The Lichtenberg High Performance Computer of TU Darmstadt
The of TU Darmstadt enables us to carry out cutting edge research and use highly interdisciplinary approaches to tackle problems in engineering and natural sciences, such as in the area of computational engineering. The Research Facilities and Major Research Instrumentation programme from the federal government and federal states provided funding of around 30 million euros for the high performance computer. “Lichtenberg II” High Performance Computer
The Gauß Alliance
TU Darmstadt is a member of , an association of computing centres that have a high level of expertise in high-performance computing. The Alliance has the aim of promoting high-performance computing (HPC) as an independent strategic research activity and helping it gain international recognition. the Gauß-Allianz
The ETA Factory – The Centre for Energy Efficiency, Technology and Application
conducts research into energy concepts for the production methods of the future – with a focus on energy efficiency, energy flexibility and resource efficiency so that companies can operate in a more ecological and economical way. The ETA Factory
Process Learning Factory CIP – Centre for Industrial Productivity
The (S-DALINAC) has been part of the large-scale research infrastructure at TU Darmstadt and the Institute for Nuclear Physics since 1991 and enables highly precise measurements to be completed. The facility is a key research instrument for Research Training Group 2128 from the DFG (German Research Foundation), as well as a testing facility for the DFG´s Collaborative Research Centre 1245. Between 2003 and 2015, the experiments carried out using the S-DALINAC were an essential part of the work of the DFG´s Collaborative Research Centre 634. The accelerator is continuously developed and improved. superconducting Darmstadt electron linear accelerator
Research and Laboratory Centre – Magnets, Molecules, Materials
The Research and Laboratory Centre M³ is equipped with the very latest facilities for characterising substances and materials and provides optimal working conditions for material scientists and chemists. The centre is equipped with the latest NMR (Nuclear Magnetic Resonance) spectrometers, magnetometers that are protected against the tiniest of vibrations, superconducting magnets and laboratories for innovative methods of synthesis on an area covering 2,500 square metres.

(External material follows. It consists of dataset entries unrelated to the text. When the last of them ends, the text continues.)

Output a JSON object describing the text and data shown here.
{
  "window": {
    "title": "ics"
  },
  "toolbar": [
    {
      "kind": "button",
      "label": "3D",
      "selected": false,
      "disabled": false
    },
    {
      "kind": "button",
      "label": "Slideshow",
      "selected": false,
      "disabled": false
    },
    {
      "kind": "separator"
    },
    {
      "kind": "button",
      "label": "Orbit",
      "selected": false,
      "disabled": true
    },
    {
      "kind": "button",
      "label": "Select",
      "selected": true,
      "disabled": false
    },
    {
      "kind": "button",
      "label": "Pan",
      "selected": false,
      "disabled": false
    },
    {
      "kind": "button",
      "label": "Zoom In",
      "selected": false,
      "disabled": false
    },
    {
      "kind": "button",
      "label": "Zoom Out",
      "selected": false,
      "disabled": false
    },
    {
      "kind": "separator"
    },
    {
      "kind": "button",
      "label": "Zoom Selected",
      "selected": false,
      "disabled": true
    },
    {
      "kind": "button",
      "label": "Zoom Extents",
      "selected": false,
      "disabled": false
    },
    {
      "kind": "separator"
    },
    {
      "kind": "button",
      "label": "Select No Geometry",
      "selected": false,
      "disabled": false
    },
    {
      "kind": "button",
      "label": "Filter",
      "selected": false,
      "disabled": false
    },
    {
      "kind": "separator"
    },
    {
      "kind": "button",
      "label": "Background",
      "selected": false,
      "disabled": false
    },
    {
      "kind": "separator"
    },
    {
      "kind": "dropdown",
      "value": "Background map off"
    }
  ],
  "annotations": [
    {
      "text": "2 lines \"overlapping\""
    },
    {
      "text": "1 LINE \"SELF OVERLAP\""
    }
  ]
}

An important research goal is the development of new permanently magnetised materials, which can be used in the area of renewable energies, such as in wind turbines and electromobility. Teams of chemists are researching ways to create homogeneous and heterogeneous catalysts with improved efficiency.
Laboratory for Transmission Electron Microscopy (TEM)
This laboratory is equipped with several highly sensitive and high-performance electron microscopes for use in material and geosciences. They are used to carry out important research projects, such as:
Spinel ceramics – these materials are transparent to infra-red radiation and can therefore be used as a protective covering for infra-red sensors like those found in motion sensors.
Innovative functional ceramic materials – analysis of ceramics formed from conglomerates of tiny grains, between which extremely thin layers can develop. If the composition and structure of these nanometre thin separating films can be determined, it will be possible to adapt the production process to specifically adjust the desired properties.
The development of materials for replacing bone that contain pores of a size that will allow blood vessels to grow within them.
State Material Testing Institute
The (MPA) and the specialist field of materials science including the Institute of Materials Science form a competence centre for materials technology in the areas of machine and plant engineering, transport technology, medical technology and the building industry. State Material Testing Institute Darmstadt
Digital research data
has been set up by the Executive Board of TU Darmstadt to support all members of the university with saving, archiving, publishing and the subsequent use of research data. The team brings together expertise from the University and State Library, the University IT-Service and Computing Centre and the Directorate for Research and Technology Transfer. The “TUdata” team
National Research Data Infrastructure for Engineering Sciences
TU Darmstadt is a member of the . The alliance aims to create the infrastructure that is required for the further development of engineering sciences, boost networking and support cooperation with industry in the context of Industry 4.0. Other members of the consortium include RWTH Aachen University, TU Braunschweig, Karlsruhe Institute for Technology, Forschungszentrum Jülich, Stuttgart University and the German National Library of Science and Technology (TIB) in Hanover. NFDI4Ing consortium
Chairperson of the Advisory Board for Information Infrastructures
Petra Gehring, Professor of Philosophy at TU Darmstadt is Joint Chairperson of . This panel of experts advises the worlds of politics and science. In his guest article in the Frankfurter Allgemeine newspaper ( the Advisory Board for Information Infrastructures. ), Petra Gehring talks about the National Research Data Infrastructure (NFDI) project that has been approved by the Joint Science Conference formed by the German government and federal states. The aim of the project is to develop a nationwide network for the management of research data. „Ein Flussbett für die Datenströme“ – A Channel for Data Flows